The Emerging Leader Award
The Emerging Leader in Chromatography Award recognizes the achievements and aspirations of a talented young separation scientist who has made strides early in his or her career toward the advancement of chromatographic techniques and applications.
Gionfriddo, the 2023 winner, received her PhD in chemistry in 2013 at the University of Calabria, in Italy. Following work as a postdoctoral fellow and research associate at the University of Waterloo, in Canada, in 2018 she became an assistant professor of chemistry at the University of Toledo, in Ohio, where she is the founding member of the Dr. Nina McClelland Laboratory for Water Chemistry and Environmental Analysis.

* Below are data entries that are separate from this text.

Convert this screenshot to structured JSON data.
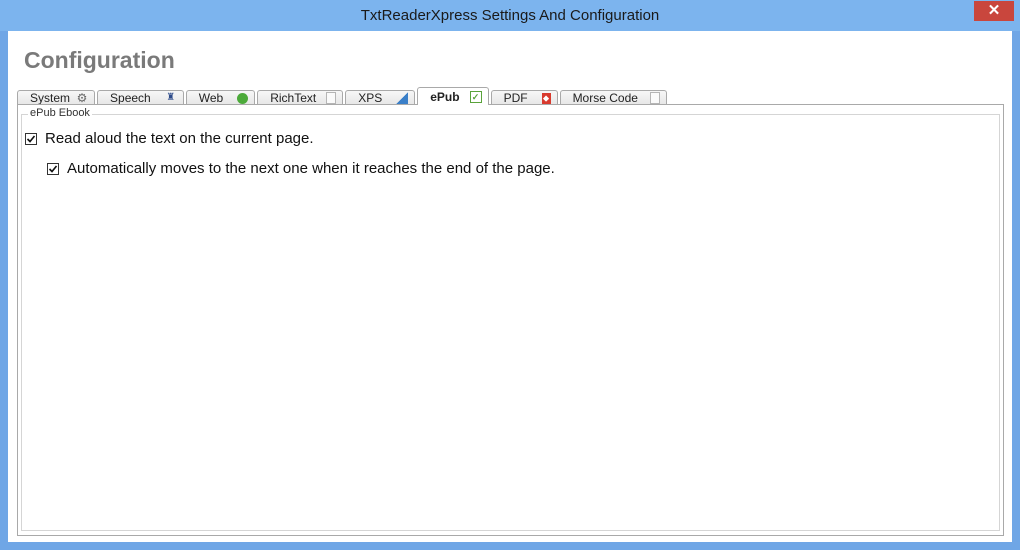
{
  "window": {
    "title": "TxtReaderXpress Settings And Configuration",
    "close_glyph": "✕"
  },
  "page": {
    "title": "Configuration"
  },
  "tabs": [
    {
      "label": "System",
      "icon": "gear-icon",
      "active": false
    },
    {
      "label": "Speech",
      "icon": "speech-icon",
      "active": false
    },
    {
      "label": "Web",
      "icon": "globe-icon",
      "active": false
    },
    {
      "label": "RichText",
      "icon": "document-icon",
      "active": false
    },
    {
      "label": "XPS",
      "icon": "xps-icon",
      "active": false
    },
    {
      "label": "ePub",
      "icon": "epub-icon",
      "active": true
    },
    {
      "label": "PDF",
      "icon": "pdf-icon",
      "active": false
    },
    {
      "label": "Morse Code",
      "icon": "document-icon",
      "active": false
    }
  ],
  "panel": {
    "group_label": "ePub Ebook",
    "options": [
      {
        "label": "Read aloud the text on the current page.",
        "checked": true
      },
      {
        "label": "Automatically moves to the next one when it reaches the end of the page.",
        "checked": true
      }
    ]
  },
  "colors": {
    "window_frame": "#6fa6e6",
    "close_button": "#c9463d",
    "title_text": "#7a7a7a"
  }
}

Gionfriddo’s contributions to separation science involve the implementation of alternative, green microseparation methodologies for extraction of small molecules from challenging biological and environmental samples. Her research focus has important implications for environmental monitoring of contaminants, exposomics studies in biological samples and living organisms, and targeted and untargeted metabolomics. Of particular relevance is her contribution in developing and testing biocompatible extraction phases for microextraction that have enabled the extraction of a broad range of molecules in complex media.
One example of her recent work is the development of a versatile approach to the untargeted extraction of organic species and metals from untreated produced water (PW) samples from oil and gas extraction operations. The approach facilitated the discrimination of each PW sample based on its geochemical origin with a prediction accuracy above 90%, paving the way for PW origin tracing in the environment. Gionfriddo has also recently developed a novel extraction phase that enabled quantification of perfluoroalkyl substances (PFAS) down to 1 part per trillion level using a selective sorbent for microextraction capable of ion exchange with the charged chemical moiety that PFAS incorporate in their structure.
In another recent study, Gionfriddo and coworkers used biocompatible solid-phase microextraction (SPME) fibers for the determination of nicotine and its metabolites from pure rabbit plasma at the part per trillion level. The simultaneous extraction and chromatographic separation of major nicotine metabolites allowed for monitoring the metabolic interconversion of nicotine after its release into the bloodstream.
To date, Gionfriddo has more than 50 publications, including three book chapters, as well as one patent. She has given 60 oral and poster presentations. She has received several awards, including a 2022National Science Foundation CAREER Award, the 2022 Satinder Ahuja Award for Young Investigators in Separation Science from the American Chemical Society’s Analytical Chemistry Division, the 2022 University of Toledo President's Award for Excellence in Creative and Scholarly Activities, the UTC Excellence in Sample Prep Award at the North American Chemical Residue Workshop (NACRW) in 2018, the Young Author Prize at the International Symposium on Advances in Extraction Technologies (ExTech2018), and best poster awards at the Extech 2018, 2017, and 2016 conferences.
She is currently serves on the University of Toledo Water Task Force and on the Scientific Council of Advisors for the State of Ohio’s Attorney General’s Office. She is a member of the editorial board of several journals and is currently the Secretary of the Analytical Chemistry Subdivision on Chromatography and Separation Chemistry of the American Chemical Society.